WORK ITEM >> In the material below, some lines carry "settings". Copy each such line.

DATA LISTING >>
▽

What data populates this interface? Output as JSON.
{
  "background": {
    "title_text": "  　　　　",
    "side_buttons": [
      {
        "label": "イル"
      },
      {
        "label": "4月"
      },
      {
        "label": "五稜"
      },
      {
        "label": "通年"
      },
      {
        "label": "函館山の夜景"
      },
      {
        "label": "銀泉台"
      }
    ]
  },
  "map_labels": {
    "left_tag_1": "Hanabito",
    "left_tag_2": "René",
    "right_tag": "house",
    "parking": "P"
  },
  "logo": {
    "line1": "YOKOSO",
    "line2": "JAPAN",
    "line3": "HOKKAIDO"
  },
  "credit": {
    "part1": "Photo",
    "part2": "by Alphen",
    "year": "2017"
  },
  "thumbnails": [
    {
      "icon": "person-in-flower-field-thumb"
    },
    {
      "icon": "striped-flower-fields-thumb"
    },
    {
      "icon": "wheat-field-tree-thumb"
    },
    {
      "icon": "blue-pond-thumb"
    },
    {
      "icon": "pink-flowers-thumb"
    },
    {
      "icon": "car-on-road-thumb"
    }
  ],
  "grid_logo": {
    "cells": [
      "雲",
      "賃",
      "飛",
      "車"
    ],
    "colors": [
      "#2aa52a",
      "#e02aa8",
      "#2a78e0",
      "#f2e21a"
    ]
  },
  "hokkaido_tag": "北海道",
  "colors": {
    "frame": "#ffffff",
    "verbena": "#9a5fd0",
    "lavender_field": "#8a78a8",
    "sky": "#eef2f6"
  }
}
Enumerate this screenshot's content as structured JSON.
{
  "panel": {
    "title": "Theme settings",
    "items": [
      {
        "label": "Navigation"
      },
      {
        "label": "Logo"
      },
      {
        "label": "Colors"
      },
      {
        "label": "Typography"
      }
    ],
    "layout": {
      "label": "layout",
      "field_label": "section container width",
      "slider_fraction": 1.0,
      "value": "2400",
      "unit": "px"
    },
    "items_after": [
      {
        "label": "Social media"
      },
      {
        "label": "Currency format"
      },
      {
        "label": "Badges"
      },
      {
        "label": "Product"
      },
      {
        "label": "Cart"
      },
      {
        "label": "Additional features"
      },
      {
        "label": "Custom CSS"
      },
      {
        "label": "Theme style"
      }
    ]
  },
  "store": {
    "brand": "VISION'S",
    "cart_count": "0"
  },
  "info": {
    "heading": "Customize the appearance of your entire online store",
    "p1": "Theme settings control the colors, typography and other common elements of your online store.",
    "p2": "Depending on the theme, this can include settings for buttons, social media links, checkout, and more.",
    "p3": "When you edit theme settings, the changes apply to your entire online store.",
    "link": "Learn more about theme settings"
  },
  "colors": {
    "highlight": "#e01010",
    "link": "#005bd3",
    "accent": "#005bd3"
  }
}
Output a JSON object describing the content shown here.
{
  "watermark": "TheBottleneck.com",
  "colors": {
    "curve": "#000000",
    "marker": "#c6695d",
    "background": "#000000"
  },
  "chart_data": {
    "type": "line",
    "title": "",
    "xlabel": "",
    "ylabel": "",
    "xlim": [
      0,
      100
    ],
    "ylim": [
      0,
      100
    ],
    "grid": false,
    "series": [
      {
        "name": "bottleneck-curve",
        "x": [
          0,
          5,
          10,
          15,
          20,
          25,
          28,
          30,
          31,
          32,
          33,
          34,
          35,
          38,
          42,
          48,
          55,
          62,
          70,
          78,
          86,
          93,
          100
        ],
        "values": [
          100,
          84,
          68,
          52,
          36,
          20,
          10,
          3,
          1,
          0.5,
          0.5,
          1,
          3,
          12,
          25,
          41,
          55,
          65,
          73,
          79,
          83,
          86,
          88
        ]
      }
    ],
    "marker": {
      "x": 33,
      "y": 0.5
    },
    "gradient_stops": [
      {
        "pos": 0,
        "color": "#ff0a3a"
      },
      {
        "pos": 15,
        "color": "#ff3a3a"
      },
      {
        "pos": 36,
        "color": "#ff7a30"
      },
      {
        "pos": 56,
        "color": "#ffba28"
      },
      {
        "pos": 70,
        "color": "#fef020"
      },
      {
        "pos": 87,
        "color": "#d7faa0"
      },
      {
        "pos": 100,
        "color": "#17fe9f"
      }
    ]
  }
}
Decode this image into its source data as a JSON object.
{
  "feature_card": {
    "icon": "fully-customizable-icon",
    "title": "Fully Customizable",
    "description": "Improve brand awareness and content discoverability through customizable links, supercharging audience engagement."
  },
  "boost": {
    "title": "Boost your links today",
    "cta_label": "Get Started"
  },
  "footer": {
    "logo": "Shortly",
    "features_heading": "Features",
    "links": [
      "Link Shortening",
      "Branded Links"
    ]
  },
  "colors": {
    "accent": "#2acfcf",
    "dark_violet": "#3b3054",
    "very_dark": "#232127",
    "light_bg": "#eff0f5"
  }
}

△

TASK RESULT >>
    "title": "Theme settings",
    "p1": "Theme settings control the colors, typography and other common elements of your online store.",
    "p2": "Depending on the theme, this can include settings for buttons, social media links, checkout, and more.",
    "p3": "When you edit theme settings, the changes apply to your entire online store.",
    "link": "Learn more about theme settings"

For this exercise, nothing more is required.